BEGIN Data extracts

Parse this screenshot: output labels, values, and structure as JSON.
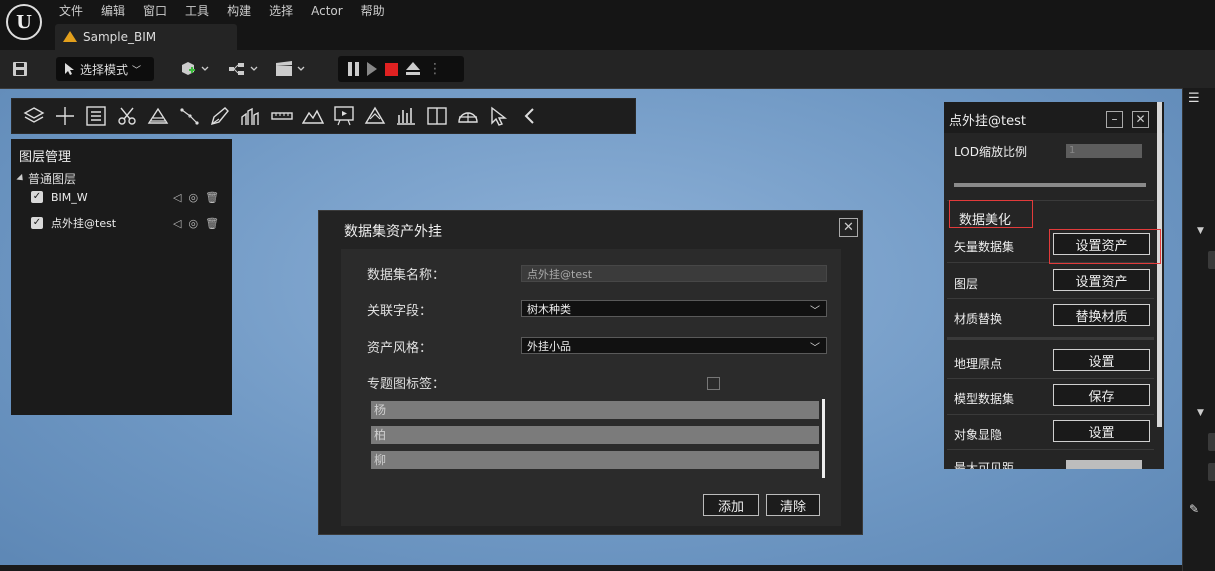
{
  "app": {
    "menu": [
      "文件",
      "编辑",
      "窗口",
      "工具",
      "构建",
      "选择",
      "Actor",
      "帮助"
    ],
    "tab_title": "Sample_BIM",
    "mode_label": "选择模式",
    "logo": "unreal-logo"
  },
  "layer_panel": {
    "title": "图层管理",
    "group": "普通图层",
    "items": [
      {
        "label": "BIM_W",
        "checked": true
      },
      {
        "label": "点外挂@test",
        "checked": true
      }
    ]
  },
  "dialog": {
    "title": "数据集资产外挂",
    "fields": {
      "dataset_name_label": "数据集名称：",
      "dataset_name_value": "点外挂@test",
      "link_field_label": "关联字段：",
      "link_field_value": "树木种类",
      "asset_style_label": "资产风格：",
      "asset_style_value": "外挂小品",
      "topic_tag_label": "专题图标签："
    },
    "tags": [
      "杨",
      "柏",
      "柳"
    ],
    "add_label": "添加",
    "clear_label": "清除"
  },
  "right_panel": {
    "title": "点外挂@test",
    "lod_label": "LOD缩放比例",
    "lod_value": "1",
    "section_title": "数据美化",
    "rows": [
      {
        "label": "矢量数据集",
        "button": "设置资产"
      },
      {
        "label": "图层",
        "button": "设置资产"
      },
      {
        "label": "材质替换",
        "button": "替换材质"
      },
      {
        "label": "地理原点",
        "button": "设置"
      },
      {
        "label": "模型数据集",
        "button": "保存"
      },
      {
        "label": "对象显隐",
        "button": "设置"
      },
      {
        "label": "最大可见距",
        "button": ""
      }
    ]
  },
  "colors": {
    "highlight": "#e23b3b",
    "stop": "#e02121",
    "viewport": "#7aa0c9"
  }
}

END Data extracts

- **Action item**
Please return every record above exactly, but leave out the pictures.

- **Response box**
Parse this screenshot: output labels, values, and structure as JSON.
{
  "app": {
    "menu": [
      "文件",
      "编辑",
      "窗口",
      "工具",
      "构建",
      "选择",
      "Actor",
      "帮助"
    ],
    "tab_title": "Sample_BIM",
    "mode_label": "选择模式",
    "logo": "unreal-logo"
  },
  "layer_panel": {
    "title": "图层管理",
    "group": "普通图层",
    "items": [
      {
        "label": "BIM_W",
        "checked": true
      },
      {
        "label": "点外挂@test",
        "checked": true
      }
    ]
  },
  "dialog": {
    "title": "数据集资产外挂",
    "fields": {
      "dataset_name_label": "数据集名称：",
      "dataset_name_value": "点外挂@test",
      "link_field_label": "关联字段：",
      "link_field_value": "树木种类",
      "asset_style_label": "资产风格：",
      "asset_style_value": "外挂小品",
      "topic_tag_label": "专题图标签："
    },
    "tags": [
      "杨",
      "柏",
      "柳"
    ],
    "add_label": "添加",
    "clear_label": "清除"
  },
  "right_panel": {
    "title": "点外挂@test",
    "lod_label": "LOD缩放比例",
    "lod_value": "1",
    "section_title": "数据美化",
    "rows": [
      {
        "label": "矢量数据集",
        "button": "设置资产"
      },
      {
        "label": "图层",
        "button": "设置资产"
      },
      {
        "label": "材质替换",
        "button": "替换材质"
      },
      {
        "label": "地理原点",
        "button": "设置"
      },
      {
        "label": "模型数据集",
        "button": "保存"
      },
      {
        "label": "对象显隐",
        "button": "设置"
      },
      {
        "label": "最大可见距",
        "button": ""
      }
    ]
  },
  "colors": {
    "highlight": "#e23b3b",
    "stop": "#e02121",
    "viewport": "#7aa0c9"
  }
}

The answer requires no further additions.